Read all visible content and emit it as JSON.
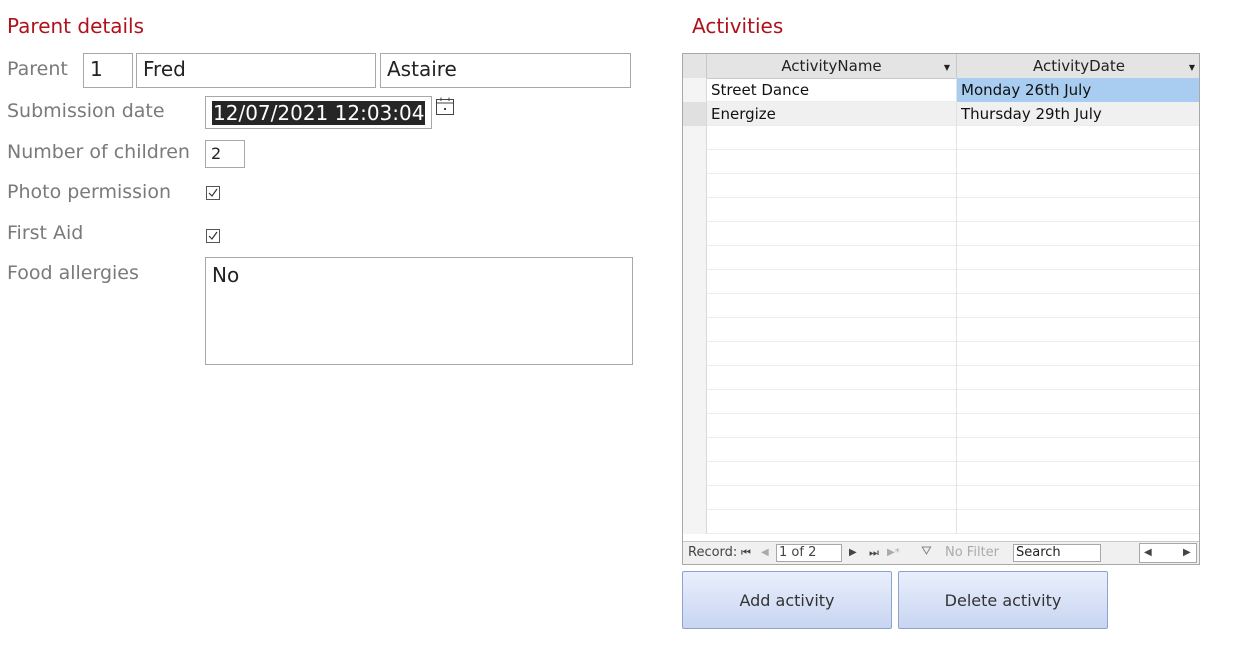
{
  "parent_section": {
    "title": "Parent details",
    "parent_label": "Parent",
    "parent_id": "1",
    "first_name": "Fred",
    "last_name": "Astaire",
    "submission_label": "Submission date",
    "submission_value": "12/07/2021 12:03:04",
    "children_label": "Number of children",
    "children_value": "2",
    "photo_label": "Photo permission",
    "photo_checked": true,
    "firstaid_label": "First Aid",
    "firstaid_checked": true,
    "allergies_label": "Food allergies",
    "allergies_value": "No"
  },
  "activities_section": {
    "title": "Activities",
    "columns": [
      "ActivityName",
      "ActivityDate"
    ],
    "rows": [
      {
        "name": "Street Dance",
        "date": "Monday 26th July"
      },
      {
        "name": "Energize",
        "date": "Thursday 29th July"
      }
    ],
    "nav": {
      "record_label": "Record:",
      "position": "1 of 2",
      "filter_label": "No Filter",
      "search_label": "Search"
    }
  },
  "buttons": {
    "add": "Add activity",
    "delete": "Delete activity"
  },
  "colors": {
    "accent_title": "#b0121b",
    "selected_cell": "#a9cdf0",
    "button_gradient_top": "#e9effc",
    "button_gradient_bottom": "#c8d5f1"
  }
}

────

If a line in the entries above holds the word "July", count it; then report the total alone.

2